### Assignment:
Repeat word for word, please, only the lines of the material from the one containing "Give me the" through its final line, both ends included.

--- Input records Enclosed Below ---

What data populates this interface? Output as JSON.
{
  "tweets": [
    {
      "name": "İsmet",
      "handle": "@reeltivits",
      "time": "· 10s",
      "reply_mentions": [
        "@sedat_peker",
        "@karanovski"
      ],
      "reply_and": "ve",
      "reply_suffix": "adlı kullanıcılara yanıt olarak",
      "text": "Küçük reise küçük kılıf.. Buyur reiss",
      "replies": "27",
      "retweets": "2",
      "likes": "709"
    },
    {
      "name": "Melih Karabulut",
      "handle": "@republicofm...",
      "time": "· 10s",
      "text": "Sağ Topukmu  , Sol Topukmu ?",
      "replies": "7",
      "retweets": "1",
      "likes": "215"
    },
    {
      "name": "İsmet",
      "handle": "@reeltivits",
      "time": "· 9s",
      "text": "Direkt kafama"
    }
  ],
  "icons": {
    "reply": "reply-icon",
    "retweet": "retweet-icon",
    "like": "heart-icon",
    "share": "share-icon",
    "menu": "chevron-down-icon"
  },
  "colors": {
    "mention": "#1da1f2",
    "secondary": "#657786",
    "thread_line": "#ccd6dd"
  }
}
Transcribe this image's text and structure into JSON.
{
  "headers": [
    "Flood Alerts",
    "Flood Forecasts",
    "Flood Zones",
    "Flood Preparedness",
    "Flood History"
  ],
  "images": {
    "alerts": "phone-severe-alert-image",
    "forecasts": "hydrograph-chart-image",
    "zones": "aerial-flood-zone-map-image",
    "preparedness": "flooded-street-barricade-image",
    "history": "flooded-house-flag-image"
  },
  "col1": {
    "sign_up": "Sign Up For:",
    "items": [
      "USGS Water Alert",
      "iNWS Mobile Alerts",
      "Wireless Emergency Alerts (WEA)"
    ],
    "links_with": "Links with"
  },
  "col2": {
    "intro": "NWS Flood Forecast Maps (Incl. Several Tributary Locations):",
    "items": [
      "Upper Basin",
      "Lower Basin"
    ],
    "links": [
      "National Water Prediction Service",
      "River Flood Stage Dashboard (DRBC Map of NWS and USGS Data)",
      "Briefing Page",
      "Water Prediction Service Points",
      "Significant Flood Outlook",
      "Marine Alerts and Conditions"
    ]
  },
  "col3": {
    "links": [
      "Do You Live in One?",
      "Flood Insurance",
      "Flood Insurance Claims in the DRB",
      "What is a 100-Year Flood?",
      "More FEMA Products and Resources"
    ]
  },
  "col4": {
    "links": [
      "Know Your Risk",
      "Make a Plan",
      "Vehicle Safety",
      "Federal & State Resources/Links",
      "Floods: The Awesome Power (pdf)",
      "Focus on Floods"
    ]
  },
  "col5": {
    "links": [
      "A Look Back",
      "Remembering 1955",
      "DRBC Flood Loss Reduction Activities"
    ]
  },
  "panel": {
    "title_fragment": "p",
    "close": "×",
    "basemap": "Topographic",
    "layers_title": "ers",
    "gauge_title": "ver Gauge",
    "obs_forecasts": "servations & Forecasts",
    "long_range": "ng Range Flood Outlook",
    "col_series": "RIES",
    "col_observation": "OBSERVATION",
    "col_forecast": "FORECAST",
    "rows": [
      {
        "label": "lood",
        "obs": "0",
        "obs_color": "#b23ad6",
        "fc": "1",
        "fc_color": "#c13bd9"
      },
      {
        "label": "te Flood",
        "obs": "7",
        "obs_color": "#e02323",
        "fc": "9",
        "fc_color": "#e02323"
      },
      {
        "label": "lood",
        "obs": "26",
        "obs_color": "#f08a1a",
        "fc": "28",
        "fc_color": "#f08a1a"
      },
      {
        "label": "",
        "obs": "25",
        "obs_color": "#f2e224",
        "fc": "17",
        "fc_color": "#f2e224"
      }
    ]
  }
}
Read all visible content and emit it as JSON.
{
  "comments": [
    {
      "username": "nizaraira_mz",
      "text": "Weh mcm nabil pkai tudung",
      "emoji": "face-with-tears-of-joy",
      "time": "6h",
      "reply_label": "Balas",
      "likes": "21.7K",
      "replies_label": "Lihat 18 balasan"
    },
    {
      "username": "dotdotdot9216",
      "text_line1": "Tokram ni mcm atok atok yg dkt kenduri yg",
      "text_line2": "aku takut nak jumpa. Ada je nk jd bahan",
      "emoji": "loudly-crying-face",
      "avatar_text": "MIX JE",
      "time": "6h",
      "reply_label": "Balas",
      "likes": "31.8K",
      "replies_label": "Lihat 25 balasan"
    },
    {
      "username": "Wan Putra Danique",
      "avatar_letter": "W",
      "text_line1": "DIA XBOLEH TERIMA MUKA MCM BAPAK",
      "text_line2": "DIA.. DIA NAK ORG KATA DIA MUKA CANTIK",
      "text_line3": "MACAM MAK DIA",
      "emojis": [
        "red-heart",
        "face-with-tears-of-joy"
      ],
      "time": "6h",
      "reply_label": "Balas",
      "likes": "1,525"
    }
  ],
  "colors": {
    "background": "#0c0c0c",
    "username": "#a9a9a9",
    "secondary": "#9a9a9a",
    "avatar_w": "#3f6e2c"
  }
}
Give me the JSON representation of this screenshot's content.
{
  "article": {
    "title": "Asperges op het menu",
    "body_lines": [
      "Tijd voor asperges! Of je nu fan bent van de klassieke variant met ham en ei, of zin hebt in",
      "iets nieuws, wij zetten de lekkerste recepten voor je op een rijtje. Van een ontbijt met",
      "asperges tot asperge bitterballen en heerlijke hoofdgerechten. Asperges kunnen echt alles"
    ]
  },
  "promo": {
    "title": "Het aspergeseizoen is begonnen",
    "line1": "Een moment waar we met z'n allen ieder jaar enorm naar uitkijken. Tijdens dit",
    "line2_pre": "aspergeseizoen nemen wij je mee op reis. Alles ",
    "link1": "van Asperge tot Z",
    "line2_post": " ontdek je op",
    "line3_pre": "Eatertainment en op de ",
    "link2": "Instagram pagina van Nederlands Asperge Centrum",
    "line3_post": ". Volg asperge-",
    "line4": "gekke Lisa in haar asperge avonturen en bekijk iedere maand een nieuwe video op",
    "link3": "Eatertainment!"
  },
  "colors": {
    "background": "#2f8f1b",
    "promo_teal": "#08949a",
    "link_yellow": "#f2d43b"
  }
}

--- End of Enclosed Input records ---

### Problem solution:
Give me the JSON representation of this screenshot's content.
{
  "article": {
    "title": "Asperges op het menu",
    "body_lines": [
      "Tijd voor asperges! Of je nu fan bent van de klassieke variant met ham en ei, of zin hebt in",
      "iets nieuws, wij zetten de lekkerste recepten voor je op een rijtje. Van een ontbijt met",
      "asperges tot asperge bitterballen en heerlijke hoofdgerechten. Asperges kunnen echt alles"
    ]
  },
  "promo": {
    "title": "Het aspergeseizoen is begonnen",
    "line1": "Een moment waar we met z'n allen ieder jaar enorm naar uitkijken. Tijdens dit",
    "line2_pre": "aspergeseizoen nemen wij je mee op reis. Alles ",
    "link1": "van Asperge tot Z",
    "line2_post": " ontdek je op",
    "line3_pre": "Eatertainment en op de ",
    "link2": "Instagram pagina van Nederlands Asperge Centrum",
    "line3_post": ". Volg asperge-",
    "line4": "gekke Lisa in haar asperge avonturen en bekijk iedere maand een nieuwe video op",
    "link3": "Eatertainment!"
  },
  "colors": {
    "background": "#2f8f1b",
    "promo_teal": "#08949a",
    "link_yellow": "#f2d43b"
  }
}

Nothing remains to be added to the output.